You could use a quote from his article that you intend to blow apart. Physical strength, dexterity, or resilience plow, fighter jet Sensitivity of senses Microscope, Geiger counter Accommodation of nature birth control, reservoir Cognitive support map, clock, book Tools that fall in the cognitive support category are the most likely to change our brains, since they are specifically designed to support a specific mental process.
Circuits responsible for perceiving, thinking, feeling, and learning were also able to restructure themselves for long-term cognitive changes.
There are obviously a lot of information that he uses, but by using a lot of intricate points, he can prove his point that he is not alone.
While I agree that computers and the Net give the big bad statist bureaucrats new tools of control, I persist in my belief that these digital tools offer the masses more methods of evading and minimizing the power of government over their lives and liberties.
Downsides of Hyper-Personalization The other important theme developed by Carr in the second half of The Big Switch, which also runs throughout the work of other techno-pessimist tracts, is that the increased personalization and customization facilitated by the Internet is breeding dangerous anti-social attitudes and tendencies.
On the other hand, most cyber-citizens extract enormous benefits from the existence of those mostly free and constantly improving platforms and services. However, his articles go against the common wave by focusing on technological criticism at a time when most writers are in praise of technology.
I have addressed this argument at length in my book, Media Myths p.
If one views Wikipedia and Wiki- models as supplements or compliments to traditional media and communications models and activities, then where is the harm? They're asinine, often based on selective quotations and often failing to differentiate between correlation and causation.
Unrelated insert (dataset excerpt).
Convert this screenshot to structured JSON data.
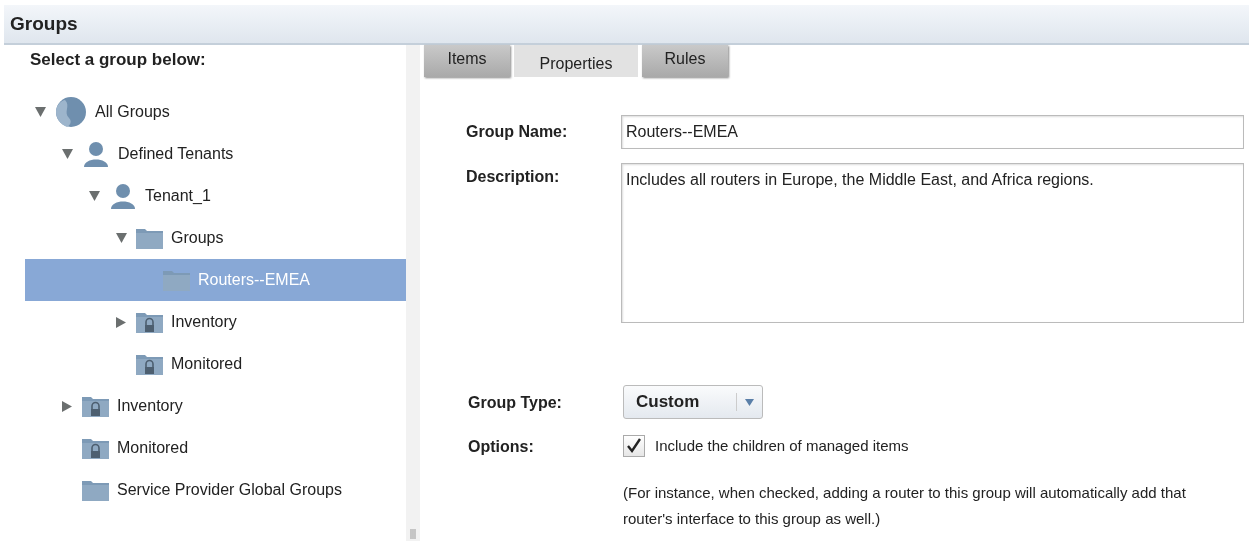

Small is invoked as the academic authority behind Carr's disturbing warnings that excessive use of the internet might cause permanent changes to the way our brains work.
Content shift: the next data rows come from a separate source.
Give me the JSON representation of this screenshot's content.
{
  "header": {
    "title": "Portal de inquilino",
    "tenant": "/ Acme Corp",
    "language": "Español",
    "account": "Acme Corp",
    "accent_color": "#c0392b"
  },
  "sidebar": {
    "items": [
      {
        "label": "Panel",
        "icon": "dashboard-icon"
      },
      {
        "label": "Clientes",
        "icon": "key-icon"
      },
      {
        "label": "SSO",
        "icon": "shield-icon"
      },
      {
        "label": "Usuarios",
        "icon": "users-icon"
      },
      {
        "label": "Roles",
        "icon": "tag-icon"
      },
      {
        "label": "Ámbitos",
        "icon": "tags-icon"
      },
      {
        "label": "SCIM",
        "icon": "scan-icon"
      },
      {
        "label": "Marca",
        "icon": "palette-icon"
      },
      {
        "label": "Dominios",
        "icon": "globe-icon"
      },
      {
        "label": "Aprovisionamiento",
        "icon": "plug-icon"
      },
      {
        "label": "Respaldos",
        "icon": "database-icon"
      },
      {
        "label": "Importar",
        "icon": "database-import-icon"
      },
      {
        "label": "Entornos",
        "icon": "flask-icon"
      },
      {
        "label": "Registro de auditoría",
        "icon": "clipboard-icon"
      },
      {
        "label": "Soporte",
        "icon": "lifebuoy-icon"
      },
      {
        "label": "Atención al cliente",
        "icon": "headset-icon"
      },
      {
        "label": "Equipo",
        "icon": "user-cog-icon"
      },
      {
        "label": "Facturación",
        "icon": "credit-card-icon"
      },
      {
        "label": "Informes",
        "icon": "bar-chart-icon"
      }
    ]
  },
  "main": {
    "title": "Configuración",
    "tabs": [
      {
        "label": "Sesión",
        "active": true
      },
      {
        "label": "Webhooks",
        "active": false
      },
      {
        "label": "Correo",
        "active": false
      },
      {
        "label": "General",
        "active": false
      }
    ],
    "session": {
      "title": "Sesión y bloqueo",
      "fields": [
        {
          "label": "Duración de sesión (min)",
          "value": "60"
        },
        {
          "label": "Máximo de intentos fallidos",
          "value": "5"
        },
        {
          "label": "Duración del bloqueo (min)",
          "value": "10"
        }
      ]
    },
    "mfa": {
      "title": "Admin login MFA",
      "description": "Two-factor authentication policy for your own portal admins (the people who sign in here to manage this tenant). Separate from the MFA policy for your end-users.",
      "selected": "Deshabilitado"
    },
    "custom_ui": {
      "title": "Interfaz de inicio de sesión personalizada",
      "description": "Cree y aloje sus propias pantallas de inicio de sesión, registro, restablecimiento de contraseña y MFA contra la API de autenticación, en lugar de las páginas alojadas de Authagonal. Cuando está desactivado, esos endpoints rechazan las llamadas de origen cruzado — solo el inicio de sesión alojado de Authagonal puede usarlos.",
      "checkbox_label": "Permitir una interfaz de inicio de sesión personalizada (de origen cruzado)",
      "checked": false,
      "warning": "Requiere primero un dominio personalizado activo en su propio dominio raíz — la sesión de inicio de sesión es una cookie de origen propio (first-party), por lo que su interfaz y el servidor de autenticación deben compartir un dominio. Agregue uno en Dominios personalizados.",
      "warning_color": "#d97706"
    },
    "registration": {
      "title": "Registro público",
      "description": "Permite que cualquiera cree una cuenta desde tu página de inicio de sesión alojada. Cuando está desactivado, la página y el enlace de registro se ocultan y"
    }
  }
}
Just by hearing the title, I wanted to read it because one time I read a small joke that Google posted up about how Google may be God; via thechurchofgoogle.
Nicholas Carr argues that this is true. When monkeys are given simple tools like pliers and rakes, their brains show visual and motor brain expansions, defining circuits to understand how to use the tool.
Retrieved January 31,from https:“As the media theorist Marshall McLuhan pointed out in the s, media are not just passive channels of information. They supply the stuff of thought, but they also shape the process of thought.
by Nicholas G. Carr. Over the last decade, and even since the bursting of the technology bubble, pundits, consultants, and thought leaders have argued that information technology provides the edge necessary for business success.
IT expert Nicholas G. Carr offers a radically different view in this eloquent and explosive book. David Carr is a media reporter at the New York Times and now was also teaching at Boston University, using Medium for his syllabus.
Medium describes itself as a “networked publishing” company. Medium describes itself as a “networked publishing” company. Nicholas Carr's essay "Is Google Making Us Stupid?," is a reflection on the negative influences which Google and the Internet have on how we connect with the world and each other.
[ words] Summary of “Is Google Making Us Stupid?” In “Is Google Making Us Stupid?” Nicholas Carr, writing for Atlantic Monthly, discusses the possible effects the Internet might have on cognition.
Mar 08, · Nicholas Carr argues that the old print media are being forced to adopt the internet’s preference for short pieces of writing, such as “info-snippets” and “capsule summaries”. He argues this point to support the idea that society in general is losing the ability to read extended pieces of writing.Download